◆ Task description: Please filter the entries for the word "Study" and copy every line that has it.

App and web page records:
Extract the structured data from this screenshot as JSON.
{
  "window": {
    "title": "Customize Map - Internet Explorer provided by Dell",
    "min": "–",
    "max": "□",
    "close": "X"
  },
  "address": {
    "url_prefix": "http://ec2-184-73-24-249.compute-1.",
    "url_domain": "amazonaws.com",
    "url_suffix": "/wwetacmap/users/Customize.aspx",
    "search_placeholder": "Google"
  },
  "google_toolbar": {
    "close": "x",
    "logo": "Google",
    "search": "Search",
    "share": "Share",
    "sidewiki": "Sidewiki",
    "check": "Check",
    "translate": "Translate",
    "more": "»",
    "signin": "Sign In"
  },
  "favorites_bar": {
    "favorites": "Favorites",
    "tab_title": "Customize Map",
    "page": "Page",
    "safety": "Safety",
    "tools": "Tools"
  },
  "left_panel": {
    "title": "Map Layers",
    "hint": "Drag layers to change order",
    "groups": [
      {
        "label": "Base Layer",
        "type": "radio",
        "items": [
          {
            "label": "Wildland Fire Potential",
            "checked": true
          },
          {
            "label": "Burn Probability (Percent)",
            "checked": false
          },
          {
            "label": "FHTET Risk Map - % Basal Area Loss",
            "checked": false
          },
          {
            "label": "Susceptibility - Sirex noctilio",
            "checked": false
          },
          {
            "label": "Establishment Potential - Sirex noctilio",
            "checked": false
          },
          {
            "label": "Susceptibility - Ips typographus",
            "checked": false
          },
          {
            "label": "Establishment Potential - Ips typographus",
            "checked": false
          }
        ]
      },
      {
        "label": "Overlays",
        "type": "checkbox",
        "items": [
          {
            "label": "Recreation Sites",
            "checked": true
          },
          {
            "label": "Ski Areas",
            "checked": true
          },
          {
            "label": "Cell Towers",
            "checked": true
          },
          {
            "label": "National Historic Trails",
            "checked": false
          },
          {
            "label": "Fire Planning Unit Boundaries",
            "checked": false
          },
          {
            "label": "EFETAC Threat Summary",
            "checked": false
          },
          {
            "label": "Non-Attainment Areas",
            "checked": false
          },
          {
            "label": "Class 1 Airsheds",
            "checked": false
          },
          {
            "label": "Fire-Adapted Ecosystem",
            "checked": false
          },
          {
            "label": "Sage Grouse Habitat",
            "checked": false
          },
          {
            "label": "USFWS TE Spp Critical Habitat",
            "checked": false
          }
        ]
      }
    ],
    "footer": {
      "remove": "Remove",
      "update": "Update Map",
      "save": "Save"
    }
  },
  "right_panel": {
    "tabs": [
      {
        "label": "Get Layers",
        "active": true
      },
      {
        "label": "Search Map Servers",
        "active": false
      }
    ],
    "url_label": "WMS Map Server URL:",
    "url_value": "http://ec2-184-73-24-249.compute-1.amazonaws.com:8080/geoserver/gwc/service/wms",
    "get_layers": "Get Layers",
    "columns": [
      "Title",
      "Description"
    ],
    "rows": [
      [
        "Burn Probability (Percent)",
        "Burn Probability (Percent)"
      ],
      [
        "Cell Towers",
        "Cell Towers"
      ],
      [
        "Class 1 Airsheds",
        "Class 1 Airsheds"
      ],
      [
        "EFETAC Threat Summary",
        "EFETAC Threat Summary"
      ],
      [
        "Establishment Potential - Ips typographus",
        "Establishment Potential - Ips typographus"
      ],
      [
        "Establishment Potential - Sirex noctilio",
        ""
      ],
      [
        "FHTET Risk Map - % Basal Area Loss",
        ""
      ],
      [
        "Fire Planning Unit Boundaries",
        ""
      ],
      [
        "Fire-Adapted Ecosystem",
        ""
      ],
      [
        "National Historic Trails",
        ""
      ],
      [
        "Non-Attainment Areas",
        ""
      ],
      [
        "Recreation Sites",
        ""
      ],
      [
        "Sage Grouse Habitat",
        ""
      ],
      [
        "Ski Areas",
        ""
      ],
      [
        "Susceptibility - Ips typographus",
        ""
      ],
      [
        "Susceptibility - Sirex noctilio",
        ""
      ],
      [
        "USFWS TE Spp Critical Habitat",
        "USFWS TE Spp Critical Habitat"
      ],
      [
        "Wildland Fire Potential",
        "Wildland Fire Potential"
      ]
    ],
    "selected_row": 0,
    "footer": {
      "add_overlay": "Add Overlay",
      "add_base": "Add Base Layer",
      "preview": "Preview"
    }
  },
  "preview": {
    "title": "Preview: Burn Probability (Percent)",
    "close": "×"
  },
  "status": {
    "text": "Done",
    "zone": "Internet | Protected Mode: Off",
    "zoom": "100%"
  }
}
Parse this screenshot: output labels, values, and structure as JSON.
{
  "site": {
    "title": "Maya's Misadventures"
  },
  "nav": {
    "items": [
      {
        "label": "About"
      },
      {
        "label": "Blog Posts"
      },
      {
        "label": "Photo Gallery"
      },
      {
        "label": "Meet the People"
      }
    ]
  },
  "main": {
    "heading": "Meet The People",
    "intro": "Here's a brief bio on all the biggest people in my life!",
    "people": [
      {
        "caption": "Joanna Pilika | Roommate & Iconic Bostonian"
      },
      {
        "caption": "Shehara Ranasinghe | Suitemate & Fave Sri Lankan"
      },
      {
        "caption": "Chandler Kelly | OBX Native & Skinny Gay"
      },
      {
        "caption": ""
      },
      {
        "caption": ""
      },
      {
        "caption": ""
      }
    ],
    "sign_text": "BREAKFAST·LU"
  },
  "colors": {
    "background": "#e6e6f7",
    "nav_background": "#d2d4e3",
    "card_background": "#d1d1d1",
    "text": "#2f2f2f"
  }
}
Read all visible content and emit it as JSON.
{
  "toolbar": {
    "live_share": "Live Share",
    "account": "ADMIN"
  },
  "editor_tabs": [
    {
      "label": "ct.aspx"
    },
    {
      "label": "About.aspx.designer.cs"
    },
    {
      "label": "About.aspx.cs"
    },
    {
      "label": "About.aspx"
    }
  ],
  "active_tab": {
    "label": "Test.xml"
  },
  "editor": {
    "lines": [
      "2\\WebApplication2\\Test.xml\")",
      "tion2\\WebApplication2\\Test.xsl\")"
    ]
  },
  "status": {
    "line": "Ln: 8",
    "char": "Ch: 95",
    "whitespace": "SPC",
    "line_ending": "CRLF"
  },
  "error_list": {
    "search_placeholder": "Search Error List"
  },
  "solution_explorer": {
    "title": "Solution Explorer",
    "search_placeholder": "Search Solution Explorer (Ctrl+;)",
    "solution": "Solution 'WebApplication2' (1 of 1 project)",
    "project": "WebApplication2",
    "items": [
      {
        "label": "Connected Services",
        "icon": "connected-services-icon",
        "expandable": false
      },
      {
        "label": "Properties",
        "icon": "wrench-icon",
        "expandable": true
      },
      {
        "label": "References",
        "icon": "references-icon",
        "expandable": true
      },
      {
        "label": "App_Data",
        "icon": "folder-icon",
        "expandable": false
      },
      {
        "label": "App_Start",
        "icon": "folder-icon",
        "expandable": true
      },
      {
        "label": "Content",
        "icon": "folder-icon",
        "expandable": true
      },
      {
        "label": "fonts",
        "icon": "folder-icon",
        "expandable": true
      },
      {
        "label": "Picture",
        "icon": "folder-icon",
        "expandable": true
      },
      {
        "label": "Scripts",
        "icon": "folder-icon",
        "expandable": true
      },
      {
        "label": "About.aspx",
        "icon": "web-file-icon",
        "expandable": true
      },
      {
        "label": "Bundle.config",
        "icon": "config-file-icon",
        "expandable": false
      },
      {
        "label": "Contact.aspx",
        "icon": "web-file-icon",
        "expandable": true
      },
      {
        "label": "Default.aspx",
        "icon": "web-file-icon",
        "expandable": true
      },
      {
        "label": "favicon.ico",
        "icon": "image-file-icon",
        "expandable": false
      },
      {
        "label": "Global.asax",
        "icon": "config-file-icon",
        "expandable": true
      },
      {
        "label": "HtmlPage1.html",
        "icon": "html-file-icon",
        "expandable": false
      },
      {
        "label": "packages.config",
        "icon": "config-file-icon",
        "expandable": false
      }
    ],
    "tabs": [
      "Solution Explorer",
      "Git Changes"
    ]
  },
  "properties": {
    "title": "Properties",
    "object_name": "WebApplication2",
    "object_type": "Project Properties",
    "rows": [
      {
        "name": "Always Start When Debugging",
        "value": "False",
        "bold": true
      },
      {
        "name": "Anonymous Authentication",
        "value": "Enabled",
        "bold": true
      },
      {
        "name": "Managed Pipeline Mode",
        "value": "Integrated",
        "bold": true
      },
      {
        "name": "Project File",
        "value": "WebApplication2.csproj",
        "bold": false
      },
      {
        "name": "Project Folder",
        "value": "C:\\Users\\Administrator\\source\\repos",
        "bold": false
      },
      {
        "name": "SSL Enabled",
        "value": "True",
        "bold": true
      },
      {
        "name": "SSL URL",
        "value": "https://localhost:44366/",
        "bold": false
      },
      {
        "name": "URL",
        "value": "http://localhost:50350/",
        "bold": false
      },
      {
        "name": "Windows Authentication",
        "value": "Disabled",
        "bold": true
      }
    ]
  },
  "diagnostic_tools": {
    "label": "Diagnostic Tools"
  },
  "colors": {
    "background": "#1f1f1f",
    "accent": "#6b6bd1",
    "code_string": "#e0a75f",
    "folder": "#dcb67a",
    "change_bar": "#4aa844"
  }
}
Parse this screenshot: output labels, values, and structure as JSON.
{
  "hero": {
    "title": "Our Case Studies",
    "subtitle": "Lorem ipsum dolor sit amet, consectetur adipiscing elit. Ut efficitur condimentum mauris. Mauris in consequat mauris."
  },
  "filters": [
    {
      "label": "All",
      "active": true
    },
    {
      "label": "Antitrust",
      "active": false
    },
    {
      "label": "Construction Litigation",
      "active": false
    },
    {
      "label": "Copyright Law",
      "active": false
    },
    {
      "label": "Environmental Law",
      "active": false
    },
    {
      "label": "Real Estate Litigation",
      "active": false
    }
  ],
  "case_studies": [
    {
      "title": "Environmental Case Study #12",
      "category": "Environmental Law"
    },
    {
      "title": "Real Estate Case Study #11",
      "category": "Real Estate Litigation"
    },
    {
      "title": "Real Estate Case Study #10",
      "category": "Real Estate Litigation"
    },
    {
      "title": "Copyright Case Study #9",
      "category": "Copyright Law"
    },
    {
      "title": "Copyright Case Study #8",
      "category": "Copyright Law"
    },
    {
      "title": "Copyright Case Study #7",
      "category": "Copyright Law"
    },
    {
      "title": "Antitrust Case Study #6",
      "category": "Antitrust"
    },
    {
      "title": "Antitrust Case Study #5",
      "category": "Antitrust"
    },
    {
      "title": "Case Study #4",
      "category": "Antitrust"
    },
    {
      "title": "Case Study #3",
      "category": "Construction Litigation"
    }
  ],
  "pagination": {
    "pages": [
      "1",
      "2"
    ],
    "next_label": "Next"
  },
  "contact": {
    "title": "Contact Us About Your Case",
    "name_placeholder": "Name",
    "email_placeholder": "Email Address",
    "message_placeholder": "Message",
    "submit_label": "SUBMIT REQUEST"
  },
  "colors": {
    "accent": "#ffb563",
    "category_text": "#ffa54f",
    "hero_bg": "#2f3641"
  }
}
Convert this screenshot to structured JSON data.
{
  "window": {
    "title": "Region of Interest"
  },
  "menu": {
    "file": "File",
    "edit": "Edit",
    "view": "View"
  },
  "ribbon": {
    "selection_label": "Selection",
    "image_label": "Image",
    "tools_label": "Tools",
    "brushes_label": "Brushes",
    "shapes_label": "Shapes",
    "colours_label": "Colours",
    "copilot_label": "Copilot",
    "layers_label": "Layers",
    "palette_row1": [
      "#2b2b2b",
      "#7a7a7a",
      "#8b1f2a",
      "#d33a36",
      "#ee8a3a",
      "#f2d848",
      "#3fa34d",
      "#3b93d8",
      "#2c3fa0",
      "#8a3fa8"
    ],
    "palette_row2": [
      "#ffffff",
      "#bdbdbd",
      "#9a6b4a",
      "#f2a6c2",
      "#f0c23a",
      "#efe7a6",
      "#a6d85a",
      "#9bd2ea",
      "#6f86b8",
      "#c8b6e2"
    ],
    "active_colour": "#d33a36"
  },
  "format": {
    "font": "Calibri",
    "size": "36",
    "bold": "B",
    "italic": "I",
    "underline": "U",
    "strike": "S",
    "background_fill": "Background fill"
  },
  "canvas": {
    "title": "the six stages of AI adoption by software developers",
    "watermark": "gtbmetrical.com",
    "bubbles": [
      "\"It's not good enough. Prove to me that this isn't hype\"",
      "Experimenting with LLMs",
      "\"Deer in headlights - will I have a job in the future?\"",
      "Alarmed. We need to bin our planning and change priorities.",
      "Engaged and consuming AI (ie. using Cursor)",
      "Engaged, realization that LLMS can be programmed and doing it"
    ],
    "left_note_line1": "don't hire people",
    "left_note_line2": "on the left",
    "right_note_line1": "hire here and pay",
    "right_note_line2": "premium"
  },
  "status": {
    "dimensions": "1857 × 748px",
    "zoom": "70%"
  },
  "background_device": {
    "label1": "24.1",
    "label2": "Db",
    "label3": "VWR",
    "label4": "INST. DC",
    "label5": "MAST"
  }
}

◆ Answer box:
      "title": "Environmental Case Study #12",
      "title": "Real Estate Case Study #11",
      "title": "Real Estate Case Study #10",
      "title": "Copyright Case Study #9",
      "title": "Copyright Case Study #8",
      "title": "Copyright Case Study #7",
      "title": "Antitrust Case Study #6",
      "title": "Antitrust Case Study #5",
      "title": "Case Study #4",
      "title": "Case Study #3",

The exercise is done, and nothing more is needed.